* Your task *
Locate the word "symbolu" in the data below, then copy every line that holds it.

*** Source material ***

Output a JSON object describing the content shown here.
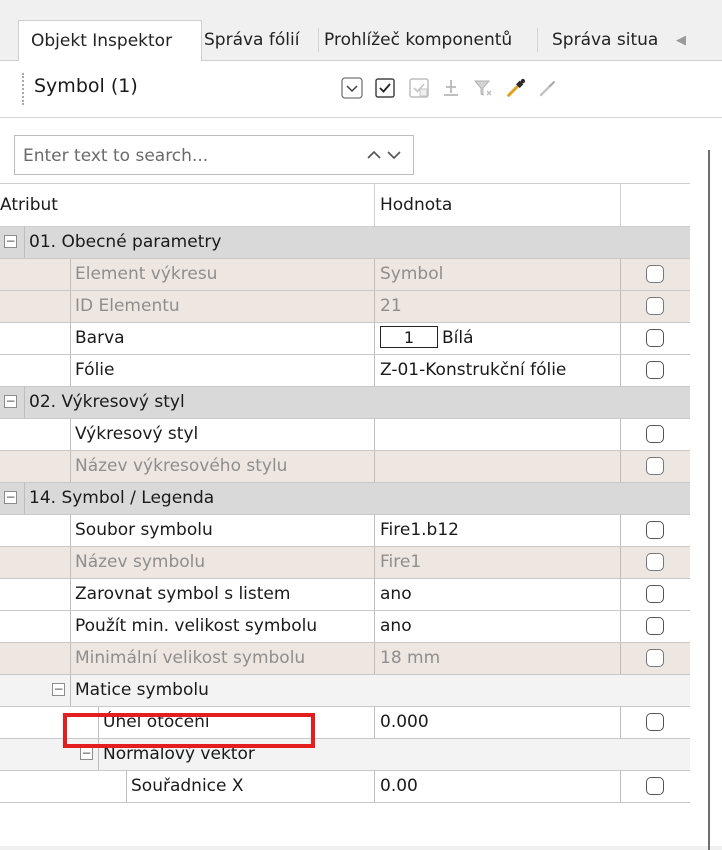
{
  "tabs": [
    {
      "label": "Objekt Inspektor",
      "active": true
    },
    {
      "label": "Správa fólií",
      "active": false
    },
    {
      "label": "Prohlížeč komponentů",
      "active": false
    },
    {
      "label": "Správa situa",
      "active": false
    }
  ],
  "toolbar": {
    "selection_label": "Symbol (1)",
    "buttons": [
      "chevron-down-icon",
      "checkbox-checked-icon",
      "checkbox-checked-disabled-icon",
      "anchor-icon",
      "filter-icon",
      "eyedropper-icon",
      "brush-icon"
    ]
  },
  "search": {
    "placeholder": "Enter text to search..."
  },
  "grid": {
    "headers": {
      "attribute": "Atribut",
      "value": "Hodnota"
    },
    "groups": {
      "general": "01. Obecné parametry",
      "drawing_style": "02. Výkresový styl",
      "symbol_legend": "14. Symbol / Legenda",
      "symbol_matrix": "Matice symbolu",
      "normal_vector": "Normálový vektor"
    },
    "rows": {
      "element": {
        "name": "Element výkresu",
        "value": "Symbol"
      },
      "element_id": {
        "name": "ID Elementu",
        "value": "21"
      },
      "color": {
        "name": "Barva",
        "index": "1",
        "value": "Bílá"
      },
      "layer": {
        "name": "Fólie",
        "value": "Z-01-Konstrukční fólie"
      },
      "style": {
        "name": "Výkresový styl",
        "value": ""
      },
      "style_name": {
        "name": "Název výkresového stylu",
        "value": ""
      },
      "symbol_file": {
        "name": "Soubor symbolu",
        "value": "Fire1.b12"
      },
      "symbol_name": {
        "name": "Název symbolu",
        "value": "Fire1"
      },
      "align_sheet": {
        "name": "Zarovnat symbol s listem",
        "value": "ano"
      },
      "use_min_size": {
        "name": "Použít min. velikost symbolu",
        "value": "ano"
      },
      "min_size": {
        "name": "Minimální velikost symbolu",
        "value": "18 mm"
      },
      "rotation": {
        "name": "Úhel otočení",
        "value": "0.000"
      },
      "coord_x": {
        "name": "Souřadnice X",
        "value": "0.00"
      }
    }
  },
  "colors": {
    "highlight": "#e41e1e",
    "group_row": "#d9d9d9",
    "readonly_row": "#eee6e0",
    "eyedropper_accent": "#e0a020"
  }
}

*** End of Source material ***

* Response *
      "symbol_matrix": "Matice symbolu",
        "name": "Soubor symbolu",
        "name": "Název symbolu",
        "name": "Použít min. velikost symbolu",
        "name": "Minimální velikost symbolu",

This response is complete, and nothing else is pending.